• [Assignment]
Which lines of the records below contain the word "Бетономешалки"? Show each one.

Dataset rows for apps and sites
◆ ◆ ◆ ◆ ◆
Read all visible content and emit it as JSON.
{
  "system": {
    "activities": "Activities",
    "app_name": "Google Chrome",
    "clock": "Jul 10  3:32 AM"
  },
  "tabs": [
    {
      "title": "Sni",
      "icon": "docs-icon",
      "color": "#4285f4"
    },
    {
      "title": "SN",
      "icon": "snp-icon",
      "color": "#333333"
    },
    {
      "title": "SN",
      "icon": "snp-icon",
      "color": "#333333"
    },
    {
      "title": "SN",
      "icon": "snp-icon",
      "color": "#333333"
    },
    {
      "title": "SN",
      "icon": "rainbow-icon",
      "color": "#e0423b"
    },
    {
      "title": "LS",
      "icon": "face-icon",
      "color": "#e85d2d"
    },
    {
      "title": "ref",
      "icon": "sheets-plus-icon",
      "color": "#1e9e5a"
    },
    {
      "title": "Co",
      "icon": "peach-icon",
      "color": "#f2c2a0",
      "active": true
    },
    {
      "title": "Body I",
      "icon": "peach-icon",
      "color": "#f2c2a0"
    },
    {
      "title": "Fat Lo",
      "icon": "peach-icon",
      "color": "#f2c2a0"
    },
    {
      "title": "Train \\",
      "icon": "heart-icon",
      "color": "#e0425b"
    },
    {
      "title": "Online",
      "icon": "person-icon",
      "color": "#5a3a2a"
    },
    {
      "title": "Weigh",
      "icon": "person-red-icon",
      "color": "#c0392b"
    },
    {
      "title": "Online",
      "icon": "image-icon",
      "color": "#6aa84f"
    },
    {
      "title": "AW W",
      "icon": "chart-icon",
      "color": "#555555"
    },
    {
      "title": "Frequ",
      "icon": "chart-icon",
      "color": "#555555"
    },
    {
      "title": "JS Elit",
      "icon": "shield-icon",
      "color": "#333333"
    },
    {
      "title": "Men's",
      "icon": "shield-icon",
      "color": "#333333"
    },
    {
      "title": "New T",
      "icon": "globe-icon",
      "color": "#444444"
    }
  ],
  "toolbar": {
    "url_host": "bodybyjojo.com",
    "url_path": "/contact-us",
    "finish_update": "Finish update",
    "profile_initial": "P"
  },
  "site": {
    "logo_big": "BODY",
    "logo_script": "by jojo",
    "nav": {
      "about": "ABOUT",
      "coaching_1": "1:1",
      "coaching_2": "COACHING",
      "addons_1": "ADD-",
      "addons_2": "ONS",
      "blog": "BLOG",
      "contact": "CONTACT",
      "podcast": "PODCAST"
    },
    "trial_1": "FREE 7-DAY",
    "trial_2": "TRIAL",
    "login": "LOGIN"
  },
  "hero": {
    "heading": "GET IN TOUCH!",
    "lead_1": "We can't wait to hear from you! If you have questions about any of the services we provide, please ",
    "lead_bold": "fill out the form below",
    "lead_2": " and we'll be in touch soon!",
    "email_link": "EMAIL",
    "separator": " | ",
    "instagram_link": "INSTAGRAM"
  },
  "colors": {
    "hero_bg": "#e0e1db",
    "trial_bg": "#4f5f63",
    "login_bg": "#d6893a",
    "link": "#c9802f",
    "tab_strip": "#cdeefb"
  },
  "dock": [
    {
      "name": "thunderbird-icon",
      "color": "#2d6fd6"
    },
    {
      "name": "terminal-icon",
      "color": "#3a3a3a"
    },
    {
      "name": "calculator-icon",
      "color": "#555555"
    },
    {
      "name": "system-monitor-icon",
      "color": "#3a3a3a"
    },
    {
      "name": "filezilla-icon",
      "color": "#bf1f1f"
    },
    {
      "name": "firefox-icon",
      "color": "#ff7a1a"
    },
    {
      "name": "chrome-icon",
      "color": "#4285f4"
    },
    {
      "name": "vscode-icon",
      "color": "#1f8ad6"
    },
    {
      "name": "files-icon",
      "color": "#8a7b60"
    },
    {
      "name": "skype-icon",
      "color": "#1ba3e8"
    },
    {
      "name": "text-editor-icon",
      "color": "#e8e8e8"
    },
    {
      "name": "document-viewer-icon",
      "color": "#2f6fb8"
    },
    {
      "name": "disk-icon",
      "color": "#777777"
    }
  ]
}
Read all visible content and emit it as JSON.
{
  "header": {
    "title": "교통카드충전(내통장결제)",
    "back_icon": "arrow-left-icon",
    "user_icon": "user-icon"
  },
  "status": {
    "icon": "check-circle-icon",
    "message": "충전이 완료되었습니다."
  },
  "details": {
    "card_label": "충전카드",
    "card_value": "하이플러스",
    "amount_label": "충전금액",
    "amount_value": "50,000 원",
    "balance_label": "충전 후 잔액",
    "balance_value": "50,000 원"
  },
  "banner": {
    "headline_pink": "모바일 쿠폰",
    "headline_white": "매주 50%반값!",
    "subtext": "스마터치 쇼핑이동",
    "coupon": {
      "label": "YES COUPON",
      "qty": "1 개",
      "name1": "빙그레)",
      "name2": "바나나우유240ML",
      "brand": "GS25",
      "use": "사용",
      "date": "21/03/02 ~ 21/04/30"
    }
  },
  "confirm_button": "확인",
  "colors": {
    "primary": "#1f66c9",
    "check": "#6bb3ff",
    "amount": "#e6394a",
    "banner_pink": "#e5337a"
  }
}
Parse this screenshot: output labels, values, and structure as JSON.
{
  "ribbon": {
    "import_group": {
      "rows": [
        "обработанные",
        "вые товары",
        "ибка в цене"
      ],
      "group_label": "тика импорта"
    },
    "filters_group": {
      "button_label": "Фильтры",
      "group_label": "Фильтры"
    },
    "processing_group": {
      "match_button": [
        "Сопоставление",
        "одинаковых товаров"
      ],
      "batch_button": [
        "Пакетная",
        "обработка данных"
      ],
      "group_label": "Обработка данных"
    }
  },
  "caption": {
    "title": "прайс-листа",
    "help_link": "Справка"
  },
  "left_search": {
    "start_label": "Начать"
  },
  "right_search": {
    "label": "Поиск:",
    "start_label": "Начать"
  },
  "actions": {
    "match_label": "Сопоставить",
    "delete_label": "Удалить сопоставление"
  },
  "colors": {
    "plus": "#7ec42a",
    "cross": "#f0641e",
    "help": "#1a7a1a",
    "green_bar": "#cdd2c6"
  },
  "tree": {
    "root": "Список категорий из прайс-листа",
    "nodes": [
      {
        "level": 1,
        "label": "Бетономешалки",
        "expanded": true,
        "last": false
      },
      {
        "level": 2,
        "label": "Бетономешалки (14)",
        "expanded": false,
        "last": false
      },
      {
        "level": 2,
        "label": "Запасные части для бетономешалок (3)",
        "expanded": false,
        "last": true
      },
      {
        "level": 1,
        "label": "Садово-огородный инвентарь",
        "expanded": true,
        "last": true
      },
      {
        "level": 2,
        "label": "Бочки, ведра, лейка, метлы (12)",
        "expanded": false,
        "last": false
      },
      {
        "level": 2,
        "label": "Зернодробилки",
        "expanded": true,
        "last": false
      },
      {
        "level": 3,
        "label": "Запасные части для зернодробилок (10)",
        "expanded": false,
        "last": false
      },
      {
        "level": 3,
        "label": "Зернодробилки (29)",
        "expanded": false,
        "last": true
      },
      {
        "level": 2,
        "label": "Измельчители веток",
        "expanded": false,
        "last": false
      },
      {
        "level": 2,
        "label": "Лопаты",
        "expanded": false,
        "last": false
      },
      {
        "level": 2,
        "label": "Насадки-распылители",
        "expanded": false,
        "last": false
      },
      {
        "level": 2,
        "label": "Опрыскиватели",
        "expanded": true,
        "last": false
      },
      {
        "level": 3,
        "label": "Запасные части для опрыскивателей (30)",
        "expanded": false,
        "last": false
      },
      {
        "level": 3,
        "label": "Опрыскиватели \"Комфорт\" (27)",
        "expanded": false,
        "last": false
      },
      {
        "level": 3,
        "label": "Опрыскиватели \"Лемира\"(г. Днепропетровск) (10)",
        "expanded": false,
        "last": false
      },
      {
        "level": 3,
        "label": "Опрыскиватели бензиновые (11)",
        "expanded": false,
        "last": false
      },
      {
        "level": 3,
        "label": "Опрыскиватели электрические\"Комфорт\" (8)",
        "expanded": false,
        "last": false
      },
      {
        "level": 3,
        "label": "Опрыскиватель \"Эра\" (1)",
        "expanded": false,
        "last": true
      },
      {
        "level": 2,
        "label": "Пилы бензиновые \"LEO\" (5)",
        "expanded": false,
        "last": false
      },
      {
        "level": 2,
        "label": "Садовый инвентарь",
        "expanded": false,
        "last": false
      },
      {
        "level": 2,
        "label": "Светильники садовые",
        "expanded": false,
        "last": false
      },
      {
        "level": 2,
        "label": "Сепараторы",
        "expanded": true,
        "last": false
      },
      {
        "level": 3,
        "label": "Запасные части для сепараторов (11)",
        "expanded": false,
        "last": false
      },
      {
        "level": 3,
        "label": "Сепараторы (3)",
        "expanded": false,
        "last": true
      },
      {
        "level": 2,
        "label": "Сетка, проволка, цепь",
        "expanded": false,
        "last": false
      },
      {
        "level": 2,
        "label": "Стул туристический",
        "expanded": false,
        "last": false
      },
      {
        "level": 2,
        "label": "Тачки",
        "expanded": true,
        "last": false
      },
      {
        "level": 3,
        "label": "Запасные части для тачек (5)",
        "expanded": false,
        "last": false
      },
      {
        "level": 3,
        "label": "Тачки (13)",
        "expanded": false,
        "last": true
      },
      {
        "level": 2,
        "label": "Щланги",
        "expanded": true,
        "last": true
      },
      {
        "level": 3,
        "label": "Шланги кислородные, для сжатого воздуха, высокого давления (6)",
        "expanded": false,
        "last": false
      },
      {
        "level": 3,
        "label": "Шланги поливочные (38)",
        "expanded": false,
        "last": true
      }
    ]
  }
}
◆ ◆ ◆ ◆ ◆
• [Response area]
        "label": "Бетономешалки",
        "label": "Бетономешалки (14)",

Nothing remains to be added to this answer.